Segment Start: Exercise data
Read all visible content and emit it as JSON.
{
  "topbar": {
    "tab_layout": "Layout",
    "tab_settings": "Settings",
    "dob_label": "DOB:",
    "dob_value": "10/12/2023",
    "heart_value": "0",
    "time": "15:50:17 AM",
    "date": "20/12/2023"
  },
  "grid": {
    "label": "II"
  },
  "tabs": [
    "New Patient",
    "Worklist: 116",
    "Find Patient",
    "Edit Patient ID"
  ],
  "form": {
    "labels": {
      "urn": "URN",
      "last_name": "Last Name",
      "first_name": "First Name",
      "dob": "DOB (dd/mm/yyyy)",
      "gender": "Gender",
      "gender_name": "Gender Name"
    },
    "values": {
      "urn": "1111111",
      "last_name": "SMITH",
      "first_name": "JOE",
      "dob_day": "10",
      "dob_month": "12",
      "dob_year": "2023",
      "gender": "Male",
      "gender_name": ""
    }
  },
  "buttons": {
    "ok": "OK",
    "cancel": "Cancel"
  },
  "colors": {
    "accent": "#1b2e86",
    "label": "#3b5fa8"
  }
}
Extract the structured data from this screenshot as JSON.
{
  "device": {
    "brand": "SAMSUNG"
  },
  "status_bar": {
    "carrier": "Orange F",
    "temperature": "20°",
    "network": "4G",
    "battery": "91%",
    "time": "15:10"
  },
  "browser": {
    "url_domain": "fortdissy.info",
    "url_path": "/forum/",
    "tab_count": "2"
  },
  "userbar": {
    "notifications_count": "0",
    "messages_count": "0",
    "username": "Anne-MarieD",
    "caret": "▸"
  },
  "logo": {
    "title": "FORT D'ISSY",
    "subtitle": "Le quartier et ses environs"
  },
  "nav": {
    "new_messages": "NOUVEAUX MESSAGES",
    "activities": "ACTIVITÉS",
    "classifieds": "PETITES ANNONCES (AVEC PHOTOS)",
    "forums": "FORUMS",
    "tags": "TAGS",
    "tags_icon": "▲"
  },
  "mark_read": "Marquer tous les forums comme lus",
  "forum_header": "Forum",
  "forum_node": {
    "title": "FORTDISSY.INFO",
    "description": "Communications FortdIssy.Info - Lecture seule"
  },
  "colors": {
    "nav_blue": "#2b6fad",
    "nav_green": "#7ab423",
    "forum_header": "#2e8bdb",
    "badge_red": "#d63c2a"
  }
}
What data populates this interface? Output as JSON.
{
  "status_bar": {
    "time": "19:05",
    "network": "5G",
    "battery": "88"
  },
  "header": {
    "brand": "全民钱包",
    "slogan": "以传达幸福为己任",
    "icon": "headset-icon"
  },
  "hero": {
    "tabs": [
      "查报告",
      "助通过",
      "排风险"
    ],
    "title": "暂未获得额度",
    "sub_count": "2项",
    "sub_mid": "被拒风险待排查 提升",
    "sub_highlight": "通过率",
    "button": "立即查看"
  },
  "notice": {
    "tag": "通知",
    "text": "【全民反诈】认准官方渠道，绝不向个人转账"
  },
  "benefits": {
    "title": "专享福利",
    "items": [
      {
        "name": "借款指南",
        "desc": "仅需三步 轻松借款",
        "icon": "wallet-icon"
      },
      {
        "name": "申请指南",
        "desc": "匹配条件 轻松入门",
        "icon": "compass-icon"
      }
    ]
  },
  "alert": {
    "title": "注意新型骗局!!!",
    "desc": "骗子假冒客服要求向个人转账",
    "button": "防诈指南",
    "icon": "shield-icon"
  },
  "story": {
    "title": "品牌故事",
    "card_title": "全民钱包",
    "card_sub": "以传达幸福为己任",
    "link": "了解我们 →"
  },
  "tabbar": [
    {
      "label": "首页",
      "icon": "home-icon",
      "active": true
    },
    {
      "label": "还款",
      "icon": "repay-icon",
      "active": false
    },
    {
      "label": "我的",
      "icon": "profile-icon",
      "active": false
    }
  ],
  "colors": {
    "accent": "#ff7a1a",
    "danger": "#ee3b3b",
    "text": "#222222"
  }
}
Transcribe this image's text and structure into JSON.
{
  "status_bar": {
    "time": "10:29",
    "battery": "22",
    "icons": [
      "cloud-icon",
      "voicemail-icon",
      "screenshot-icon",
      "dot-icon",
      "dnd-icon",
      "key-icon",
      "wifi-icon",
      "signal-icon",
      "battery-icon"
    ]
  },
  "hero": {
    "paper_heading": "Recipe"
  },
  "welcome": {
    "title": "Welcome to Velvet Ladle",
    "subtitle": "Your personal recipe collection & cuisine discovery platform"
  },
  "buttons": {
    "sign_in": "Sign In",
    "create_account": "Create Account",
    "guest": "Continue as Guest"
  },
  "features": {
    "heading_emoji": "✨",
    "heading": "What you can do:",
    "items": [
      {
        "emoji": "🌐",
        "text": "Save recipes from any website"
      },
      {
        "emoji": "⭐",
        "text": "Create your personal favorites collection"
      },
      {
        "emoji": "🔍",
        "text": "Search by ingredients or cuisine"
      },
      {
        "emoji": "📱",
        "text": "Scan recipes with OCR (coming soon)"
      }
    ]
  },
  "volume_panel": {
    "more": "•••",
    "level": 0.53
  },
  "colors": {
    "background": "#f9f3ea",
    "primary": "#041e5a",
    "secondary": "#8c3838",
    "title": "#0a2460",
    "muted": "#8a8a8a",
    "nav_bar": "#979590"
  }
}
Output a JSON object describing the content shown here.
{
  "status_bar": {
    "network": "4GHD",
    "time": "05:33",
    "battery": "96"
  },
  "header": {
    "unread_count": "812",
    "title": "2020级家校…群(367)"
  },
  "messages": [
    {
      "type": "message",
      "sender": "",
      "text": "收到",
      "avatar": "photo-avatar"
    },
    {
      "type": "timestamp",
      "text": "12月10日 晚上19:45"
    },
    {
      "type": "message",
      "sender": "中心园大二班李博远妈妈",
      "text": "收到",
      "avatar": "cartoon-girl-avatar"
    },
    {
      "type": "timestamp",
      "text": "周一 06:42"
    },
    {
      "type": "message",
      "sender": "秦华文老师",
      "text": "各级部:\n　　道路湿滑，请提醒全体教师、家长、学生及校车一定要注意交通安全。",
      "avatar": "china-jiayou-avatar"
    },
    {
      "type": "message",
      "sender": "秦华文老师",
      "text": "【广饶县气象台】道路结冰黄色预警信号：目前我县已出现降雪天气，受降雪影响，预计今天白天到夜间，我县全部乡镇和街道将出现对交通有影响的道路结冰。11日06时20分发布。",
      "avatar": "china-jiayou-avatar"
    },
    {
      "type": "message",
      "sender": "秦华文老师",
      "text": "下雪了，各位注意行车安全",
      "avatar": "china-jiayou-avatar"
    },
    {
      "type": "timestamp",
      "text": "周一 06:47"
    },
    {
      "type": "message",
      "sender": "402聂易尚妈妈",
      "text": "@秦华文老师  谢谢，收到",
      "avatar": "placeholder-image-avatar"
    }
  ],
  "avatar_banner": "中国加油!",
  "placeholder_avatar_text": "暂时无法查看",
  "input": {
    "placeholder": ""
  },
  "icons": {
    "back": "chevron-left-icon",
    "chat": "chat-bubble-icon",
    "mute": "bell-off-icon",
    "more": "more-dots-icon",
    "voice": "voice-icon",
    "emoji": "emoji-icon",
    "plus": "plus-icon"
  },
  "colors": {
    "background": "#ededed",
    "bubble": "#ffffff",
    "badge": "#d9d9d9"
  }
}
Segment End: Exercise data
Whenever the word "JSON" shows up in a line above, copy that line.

Read all visible content and emit it as JSON.
Extract the structured data from this screenshot as JSON.
What data populates this interface? Output as JSON.
Transcribe this image's text and structure into JSON.
Output a JSON object describing the content shown here.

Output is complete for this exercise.